Abe Lebewohl was 23 years old when he began with the Second Avenue Deli. He said that the first six years were rough. The area was in constant transition, and it was very poor. In his words, it was “dead from 1954 to 1960, but it came to life when the Off Broadway Theater began.” In the painting, the man in the striped shirt is Abie. He is talking to his wife, Eleanor, and his partner, Izzi Lewkowitz, stands next to him.
I have seldom known anyone as loved and admired as Abe was. He was a man of boundless generosity and goodness. No beggar walked into the deli and was refused food. One day, I asked one of his waiters why this restaurant had such a friendly staff.
“It comes from the top. When I was in the hospital, he visited me more than my family did, and the first thing he asked was if I needed more money.”
I offered to put everyone employed there into the painting and was in shock when so many showed up. Neighborhood people asked if they could be included, and the painting ultimately turned out to have 59 resemblances. I had never dared to do anything like this before.
It was such a joy to do this painting.
The Lebewohl family lived in Lvov, Poland, and their comfortable middle class family life was shattered in 1939 when Stalin and Hitler joined forces. Poland was divided and Lvov became part of the Soviet Union. A year later, the father, Efraim Lebewohl, owner of a small lumber mill, was condemned as a capitalist, arrested and sentenced without trial to 10 years of hard labor in Siberia, and the business was confiscated. His wife, Ethel, and young son Abe, were forced to leave all possessions behind and were herded into cattle cars and deported to Kazakhstan, in Central Asia. There, Ethel had to rally immediately in order to survive. She found work in a restaurant and sent Abe to a local school.
In 1941, the Russians granted amnesty to all Polish political prisoners, and Efraim was released from the labor camp. The Lebewohls had to remain in Kazakhstan through the remainder of the war, scrounging at odd jobs to keep food on the table. After the war, they fled back to Lvov to see if they could find any relatives alive. Everyone- grandparents, uncles, aunts, cousins, and friends- had been killed by the Nazis. Ironically, Efrain’s arrest and the family’s forced deportation had saved their lives.

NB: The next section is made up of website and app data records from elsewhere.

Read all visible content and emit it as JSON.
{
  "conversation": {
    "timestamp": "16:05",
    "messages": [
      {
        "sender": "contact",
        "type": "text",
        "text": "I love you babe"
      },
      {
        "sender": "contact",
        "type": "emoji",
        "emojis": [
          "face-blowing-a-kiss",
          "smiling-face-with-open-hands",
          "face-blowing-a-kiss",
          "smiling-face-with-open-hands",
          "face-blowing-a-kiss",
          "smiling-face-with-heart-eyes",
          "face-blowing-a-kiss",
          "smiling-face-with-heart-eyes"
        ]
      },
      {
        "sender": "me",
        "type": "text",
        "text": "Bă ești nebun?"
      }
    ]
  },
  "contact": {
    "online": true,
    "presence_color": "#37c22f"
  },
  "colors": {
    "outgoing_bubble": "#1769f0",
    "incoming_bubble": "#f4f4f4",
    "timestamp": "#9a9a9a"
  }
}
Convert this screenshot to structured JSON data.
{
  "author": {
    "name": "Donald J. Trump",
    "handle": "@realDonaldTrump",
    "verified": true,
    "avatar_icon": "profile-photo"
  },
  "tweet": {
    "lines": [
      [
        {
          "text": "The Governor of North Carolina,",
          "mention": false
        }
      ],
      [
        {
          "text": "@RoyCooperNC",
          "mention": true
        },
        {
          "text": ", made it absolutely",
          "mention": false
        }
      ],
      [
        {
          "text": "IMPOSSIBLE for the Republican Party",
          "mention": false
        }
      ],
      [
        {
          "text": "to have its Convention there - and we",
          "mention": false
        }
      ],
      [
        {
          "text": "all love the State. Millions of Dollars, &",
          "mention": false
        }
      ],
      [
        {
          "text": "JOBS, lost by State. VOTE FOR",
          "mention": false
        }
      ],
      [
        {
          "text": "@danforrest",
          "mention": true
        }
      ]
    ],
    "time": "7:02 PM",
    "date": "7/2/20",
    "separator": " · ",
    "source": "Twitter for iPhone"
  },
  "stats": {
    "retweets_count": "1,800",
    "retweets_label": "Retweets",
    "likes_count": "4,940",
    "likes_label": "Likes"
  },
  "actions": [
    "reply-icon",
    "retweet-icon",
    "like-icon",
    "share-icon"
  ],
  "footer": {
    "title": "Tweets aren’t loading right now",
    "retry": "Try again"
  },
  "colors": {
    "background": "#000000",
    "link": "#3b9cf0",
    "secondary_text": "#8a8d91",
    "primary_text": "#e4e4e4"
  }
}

They ended up in Barletta, Italy, in a displaced persons camp. Abe’s brother, Jack, was born in the camp in 1948. Abe was then 17, and in 1950, after years of persecution, they were given the opportunity to come to the United States of America.
Then the usual story which faced immigrants to New York City began- poverty and struggle-but in the Lebewohl spirit there was courage. To me, they became a symbol of why this Country of Immigrants became so great. Abe’s story of what came to be known as the Second Avenue Deli, a landmark in New York City, is one of struggle and not giving up, but that is only a part of it. Because of their understanding of persecution and hunger, no beggar is allowed to leave without food and kindness. When you walk into the deli, everyone is welcome and treated accordingly.
When Abe was tragically a victim of a fatal robbery, Jack gave up his legal career, and with the generous nature which is a Lebewohl characteristic, he took over the business.
During the time of my working on the two paintings, one of the deli, the people from it, and from the neighborhood, and the other of the family in front of the deli, I was treated like a member of the family. Years later, as I write this, whenever my family and I walk into its door, it still feels as if I’m coming home.